Other professional activities[edit]

Currently he serves on the Board of Advisors of the College of Natural and Agricultural Sciences, University of California, Riverside and is a trustee of the UC Riverside Foundation.[17][18] He is the author of “The Rise and Fall of American Technology” published by Algora Publishing.[19] He is an active advocate for technology awareness and science, technology, engineering and mathematics (STEM) education.[20]

References[edit]

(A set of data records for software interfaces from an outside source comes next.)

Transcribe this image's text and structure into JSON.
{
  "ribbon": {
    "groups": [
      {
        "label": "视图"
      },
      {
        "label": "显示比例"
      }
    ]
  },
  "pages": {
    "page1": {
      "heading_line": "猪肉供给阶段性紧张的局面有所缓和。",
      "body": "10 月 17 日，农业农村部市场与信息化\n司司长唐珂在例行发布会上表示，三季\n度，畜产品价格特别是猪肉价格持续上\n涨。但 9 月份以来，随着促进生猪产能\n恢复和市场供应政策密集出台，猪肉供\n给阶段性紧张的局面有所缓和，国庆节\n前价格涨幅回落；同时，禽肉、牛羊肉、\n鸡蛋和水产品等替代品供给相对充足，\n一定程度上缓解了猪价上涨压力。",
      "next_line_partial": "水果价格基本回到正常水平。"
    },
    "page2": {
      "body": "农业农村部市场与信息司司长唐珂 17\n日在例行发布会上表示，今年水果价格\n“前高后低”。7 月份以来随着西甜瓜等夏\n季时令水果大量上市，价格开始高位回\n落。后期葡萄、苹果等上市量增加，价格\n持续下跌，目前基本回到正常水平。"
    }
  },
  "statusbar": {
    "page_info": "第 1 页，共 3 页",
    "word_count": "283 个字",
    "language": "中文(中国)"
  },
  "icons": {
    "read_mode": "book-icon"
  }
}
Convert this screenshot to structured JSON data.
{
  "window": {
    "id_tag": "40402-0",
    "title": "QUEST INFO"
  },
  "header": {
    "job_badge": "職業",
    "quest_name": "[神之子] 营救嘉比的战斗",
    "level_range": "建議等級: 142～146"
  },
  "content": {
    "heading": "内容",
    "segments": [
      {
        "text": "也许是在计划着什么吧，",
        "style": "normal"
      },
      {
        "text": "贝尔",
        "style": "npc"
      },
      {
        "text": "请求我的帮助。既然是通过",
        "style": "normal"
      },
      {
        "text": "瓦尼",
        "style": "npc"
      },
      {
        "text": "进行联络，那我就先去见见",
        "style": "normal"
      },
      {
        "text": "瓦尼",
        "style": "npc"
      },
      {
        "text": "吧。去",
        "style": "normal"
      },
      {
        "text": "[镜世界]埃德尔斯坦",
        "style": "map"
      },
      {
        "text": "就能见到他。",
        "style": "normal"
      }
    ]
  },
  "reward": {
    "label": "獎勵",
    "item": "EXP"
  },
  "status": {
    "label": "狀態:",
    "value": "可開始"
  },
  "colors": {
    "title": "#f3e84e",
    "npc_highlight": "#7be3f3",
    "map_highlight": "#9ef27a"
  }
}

  1. ^ “Rapid Development Speeds Command System Delivery” Signal Magazine, Armed Forces Communications and Electronics Association, Page 68, March 1995.
  2. ^ L. Gref and W. Spuck, "The Rapid Development Methodology Applied to Software Intensive Projects", Eleventh Annual National Conference on Ada Technology
  3. ^ "Ada and the rapid development lifecycle"; Deforrest, Lloyd; Gref, Lynn; NASA Center: Jet Propulsion Laboratory 1991; Accession Number: 92N22469; Document ID: 19920013226 [1]
  4. ^ AD HOC Study "Knowledge Management" Army Science Board 2001 Nov 2001 Authors: John H. Reese; Christine B. Davis; James R. Fisher; Gary Glaser; Lynn G. Gref; William E. Howard III; David R. Martinez; Edward K. Reedy; Thomas Rogers; Stuart H. Starr; ARMY SCIENCE BOARD WASHINGTON DC [2]
  5. ^ "Prioritizing Army Space Needs"; Army Science Board Washington DC;
  6. ^ "Naval Expeditionary Logistics: Enabling Operational Maneuver from the Sea" (1999) Commission on Physical Sciences, Mathematics, and Applications (CPSMA); The National Academies Press [3]
  7. ^ "The Navy and Marine Corps in Regional Conflict in the 21st Century" (1996) Commission on Physical Sciences, Mathematics, and Applications (CPSMA); The National Academies Press [4]
  8. ^ University of California, Riverside CNAS Board of Advisors
  9. ^ Mathematics Genealogy Project;
  10. ^ R. L.Chase and L. G. Gref, "MIRV Effectiveness Assessment"; Aerospace Technical Report
  11. ^ G. Aubert and L. G. Gref, "Hard Point Defense System Effectiveness"; Aerospace Technical Report prepared for U.S. Air Force
  12. ^ “An Assessment of Some Safeguards Evaluation Techniques – Final Report” Gref, L.G., Rosengren, J.W., Prepared for the U.S. Nuclear Regulatory Commission, 1997; NUREG 0141
  13. ^ “Report to the Director of ARPA Concerning Applications of Packet Technology”; 1974; Gref, Lynn G., Kvitky, Joel S., Smith, H. P., Jr.; R&D Associates, RDA-TR-4300-013; Sponsored by Defense Advanced Research Projects Agency (DARPA)
  14. ^ Kvitky, Wicks, Hoyt and Gref, "C3 For Overlay Defense of Minuteman" RDA Technical Report prepared for Department of Defense
  15. ^ Contributor, "Computer Program Development Specification for the Distributed Command and Contro1 System, A and B Specifications"; RDA Technical Report prepared for U.S. Army
  16. ^ Contributor, "Computer Program Development Specification for the Theater Automation Command and Control System -Korea, A and B Specifications"; RDA Technical Report prepared for U.S. Army
  17. ^ [5]
  18. ^ [6]
  19. ^ "The Rise and Fall of American Technology"; Lynn G. Gref; Algora Publishing;[7]
  20. ^ http://www.stopamericasdecline.com